As triathletes we spend most of our swim training time in the pool, but the reality is that we are NOT pool swimmers, but open water ones.
That said, if you were to take a poll of how much the average triathlete enjoys swimming open water, I would venture to say that the majority of people don’t love it that much. Whether it is the water temperature, the logistics of getting to an open water swim venue, putting on a wetsuit, fear of what lurks beneath, fear of boats or of simply feeling anxious about not having four walls and a lane line in close proximity, open water makes people nervous!

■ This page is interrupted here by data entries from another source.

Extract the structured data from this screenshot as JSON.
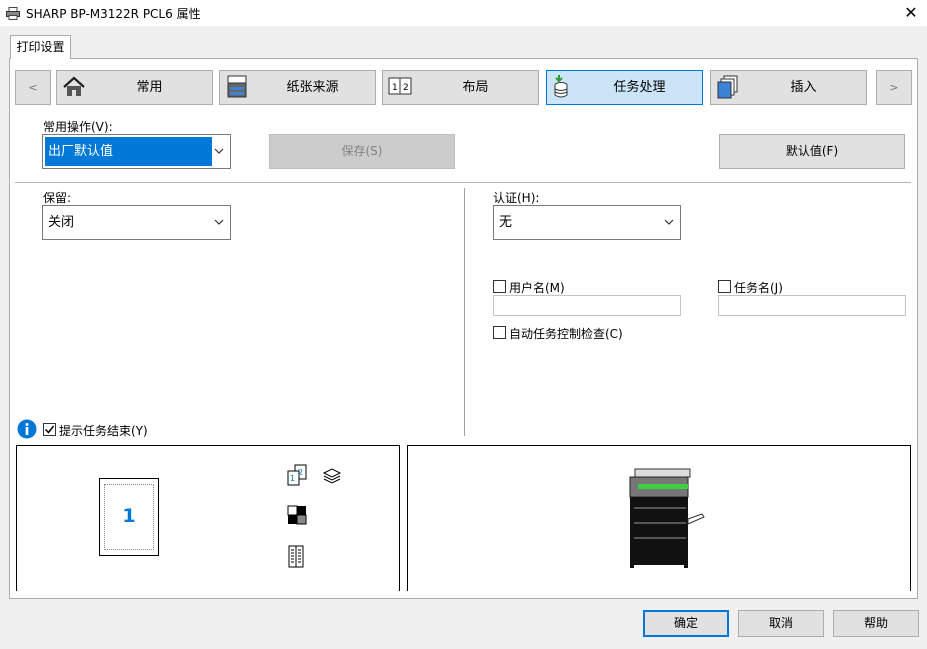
{
  "window": {
    "title": "SHARP BP-M3122R PCL6 属性",
    "close_glyph": "✕"
  },
  "tab": {
    "label": "打印设置"
  },
  "categories": {
    "prev_glyph": "<",
    "next_glyph": ">",
    "items": [
      {
        "label": "常用",
        "icon": "home-icon"
      },
      {
        "label": "纸张来源",
        "icon": "paper-source-icon"
      },
      {
        "label": "布局",
        "icon": "layout-icon"
      },
      {
        "label": "任务处理",
        "icon": "job-handling-icon",
        "active": true
      },
      {
        "label": "插入",
        "icon": "insert-icon"
      }
    ]
  },
  "favorites": {
    "label": "常用操作(V):",
    "value": "出厂默认值",
    "save_label": "保存(S)",
    "default_label": "默认值(F)"
  },
  "retention": {
    "label": "保留:",
    "value": "关闭"
  },
  "authentication": {
    "label": "认证(H):",
    "value": "无",
    "username_label": "用户名(M)",
    "username_value": "",
    "jobname_label": "任务名(J)",
    "jobname_value": "",
    "auto_job_control_label": "自动任务控制检查(C)"
  },
  "notify": {
    "label": "提示任务结束(Y)",
    "checked": true
  },
  "preview": {
    "page_number": "1"
  },
  "footer": {
    "ok": "确定",
    "cancel": "取消",
    "help": "帮助"
  },
  "colors": {
    "accent": "#0078d7",
    "selection": "#0078d7",
    "active_tab_bg": "#cce4f7",
    "info_icon": "#0078d7"
  }
}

I remember when I first took the plunge and began training and racing full time as a professional triathlete. I had a profound fear of swimming open water. I had moved to Los Angeles to train under Gerry Rodrigues’ Tower26 open water swim program and on the first day of our ocean swim training I stood there petrified. I was scared of sharks, I was scared of the wave breaks, I was scared of getting hit or kicked in the face by other swimmers, and I was mostly scared of drowning. In races I always felt like “I just need to make it through the swim”, fearful of contact with other swimmers and anxious over the lack of security that a pool provides.
But, over time, while I admit that my fears are not completely gone (let’s face it, I’m still pretty scared of sharks), I’ve learned to love and appreciate open water swimming in a whole new way. AND, these days I would choose to swim in open water any day over a pool. How did I do it? Below are a few of the things that worked well for me in developing a joy and appreciation for open water swimming:
1. Swim Open Water as Frequently as Possible: The more you do ANYTHING in life, the more comfortable you feel in that environment. Open water swimming in no different. By swimming in open water regularly you develop an awareness of your surroundings, you learn how to sight, you become more comfortable not seeing that black line at the bottom of the pool (or flip turning for that matter) and you allow yourself to be immersed in variable conditions that help you become a better, stronger, and more confident swimmer. If I could swim open water every day, I would. I would encourage you to get out there more.
2. Swim With Others: Swimming with a group of people has multiple benefits. It helps swimmers become more comfortable swimming in a pack and surrounded by others. A group of swimmers together increases everyone’s comfort level in case anything goes wrong. Swimming with people of similar, but slightly different levels pushes each person to swim faster and push limits. Swimming with a group helps create a positive swim experience and will help develop open water swim skills and confidence.
By way of example, last year I did a training block in Los Angeles and returned to training with the Tower26 crew. We swam open water regularly, but on Sunday’s we did a big 4 mile swim where for the last 2 miles we practiced pace lining: We learned what it felt like to benefit from swimming in a draft vs leading a group; we learned to quickly adapt to pace changes (based on who was leading the pace line) and we learned the importance of position in the draft (whether on the feet, on the hip, shoulder, etc). All of these are critical open water swim skills that are developed through practice and can only really be trained in open water. So, find a group and get out there!
3. Enter Open Water Swim Races: I have found one of the best ways to “practice” swimming in a competitive open water swimming environment is to enter a swim race! Particularly during the summer months there are plenty of races around. They are really easy to supplement into your weekend training and a fun way to practice your open water skills, gain confidence and test your development
4. Practice Open Water Skills in the Pool: Even if you can’t swim open water, it doesn’t mean that you can’t work on your open water swim skills in the pool. Doing things like incorporating sighting into your main sets (i.e. sight 2-3x per length on hard intervals and during warm up and cool down), practicing pace lining with you lane mates, and doing race take out simulations are all great ways to work on some of the skills needed for open water. It may be HARD, but when you do get to open water you’ll feel far more comfortable and ready to take it on.
Swimming open water can be fun and really enjoyable but, as with anything, practice is really the key to increasing your comfort level and confidence. If you are nervous about being seen by passing boaters, you can buy bright orange inflatable swim buoys (which you can find on the Zone3 North America website) that are unobstructive to your swimming, but a great way to make sure you are being seen. Good luck!